What is Packet-Radio?
an Introduction and explanation of terms

Packet-Radio - What is this?

Packet-Radio is a low-cost way of data communication via radio. 

1982, Packet-Radio was defined in the USA by the TAPR group. Meanwhile, it grew to a word-wide amateur-operated data network.

Packet-Radio is operated exclusively by amateur-radio operators (HAMs). There exists no administration or organisation. Packet-radio is free for all amateur operators.

For Beginners: What do I need for Packet-Radio?

1. You need a radio

With 1200 Baud operation, any FM-radio-transceiver (amateur-radio or CB-radio) will do. Just connect the Packet-Radio-Controller to microphone and speaker. With CB-radio, 1200 Baud is used most.

Radios with non-removeable microphones cannot be used.

9600 Baud data speed is standard with amateur-radio equipment.

2. You need a computer

All SYMEK Packet-Controller (TNC) can be operated with any computer which has a serial (RS232, V24, COM) interface. Ideal are IBM-compatible PC (AT, 386, 486, Pentium etc.), Laptops, Notebooks etc.. Atari-ST, Amiga etc. are suited as well. For all these computers, there are terminal programs available to send and receive data.

3. You need a Packet-Radio-Controller (TNC)

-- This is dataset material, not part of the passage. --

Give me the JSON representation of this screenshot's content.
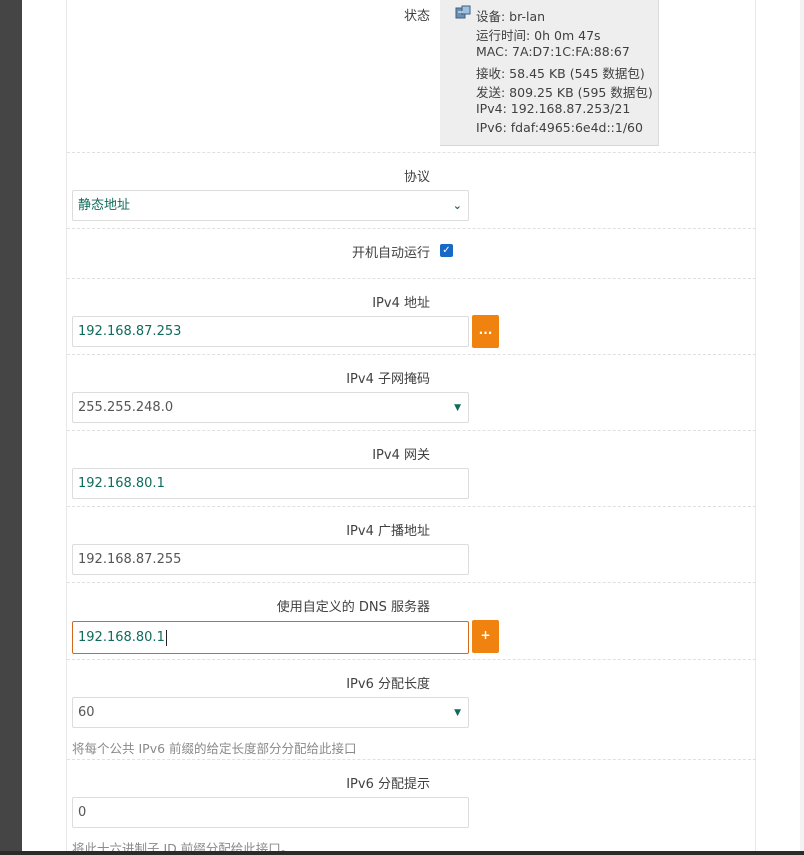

The TNC converts the audio-signals of the radio into digital information and transfers them to the computer and vice versa. Further, the TNC generates the data packets with the proper protocol and analyses the received data packets. The TNC is connected to the computer via a serial RS232-cable to the COM-interface. At the radio, the three connections microphone, speaker and PTT (push-to-talk contact) are used. Depending on the desired communication speed, SYMEK offers a variety of different TNC-types.

How does Packet-Radio work?

Packet-Radio ist a method to transmit and receive digital data via radio. In general, the data source is a computer, the Packet-Radio-Controller (TNC) converts the data to tones which are transmitted via the radio link. The TNC of the distant station receives these tones and converts them back to computer data. Data flow is not continuous but data is combined to packets. Because this, the operating-mode is called 'Packet-Radio'.

Many stations share a single frequency

With every data packet, not only the useful data but also the addresses of receiver and sender aree transmitted. So, it is possible that more than one connections share the same frequency without interference. Every receiver picks out the packets which are addressed to it. Every transmitter checks if the frequency is in use before accessing the channel ans transmitting data. So, collisions can be minimised and the frequency can be used by many users at the same time.

No transmission errors

The data packets contain checksums which make it possible to recognise errors. Only 100% error-free packets are accepted by the receiver and displayed. Good packets are acknowledged. Unacknowledged packets are repeated until they arrive correctly at the receiver.

Extended range by use of digipeaters

Packet-Radio-traffic may be established between two partner stations but it is also possible to extend the range by adding repeater stations in-between the two stations. Using the 'classic' AX.25 digipeating, there may be up to 7  digipeaters between the connected stations. Assuming, these digipeaters are located on mountain tops, this gives an enormous range for the connection.

The Packet-Radio-Network

The nodes of the world-wide Packet-Radio-network are permanently in contact with each other. Haveing access to any one of the nodes is all you need to access ALL stations of the net. For TNC3 packet-radio-controllers, there exists a software called X-Net which performs all functions which are necessary to perform the autorouting functions of a intelligent net node.


Packet-Radio is used in Amateur-Radio since over 15 years and is proven and reliable. There are thousands of  SYMEK Packet-Radio-Controller in use all over the world.

Simple set-up and connection

To connect a TNC to a radio with 1200-Baud, it is only necessary to use four wires: Ground, microphone, speaker and PTT.

Packet-Radio Modulation

For FM radios, the 'AFSK-modulation' (Audio Frequency Shift Keying) is normally used so far. A audio-carrier is shifted in frequency according Bell 202 standard (tones 1200 and 2200 Hz). A minimum of adjustment is required. No modifications of the radio are necessary. The speed is 1200 Baud i.e. 1200 Bit/sec., this is equivalent to approx. 150 characters per second.

Amateur-radio uses more and more the 9600 Baud FSK modulation defined by G3RUH. It is much faster compared to 1200 Baud and can be used with most modern amateur radio transceivers.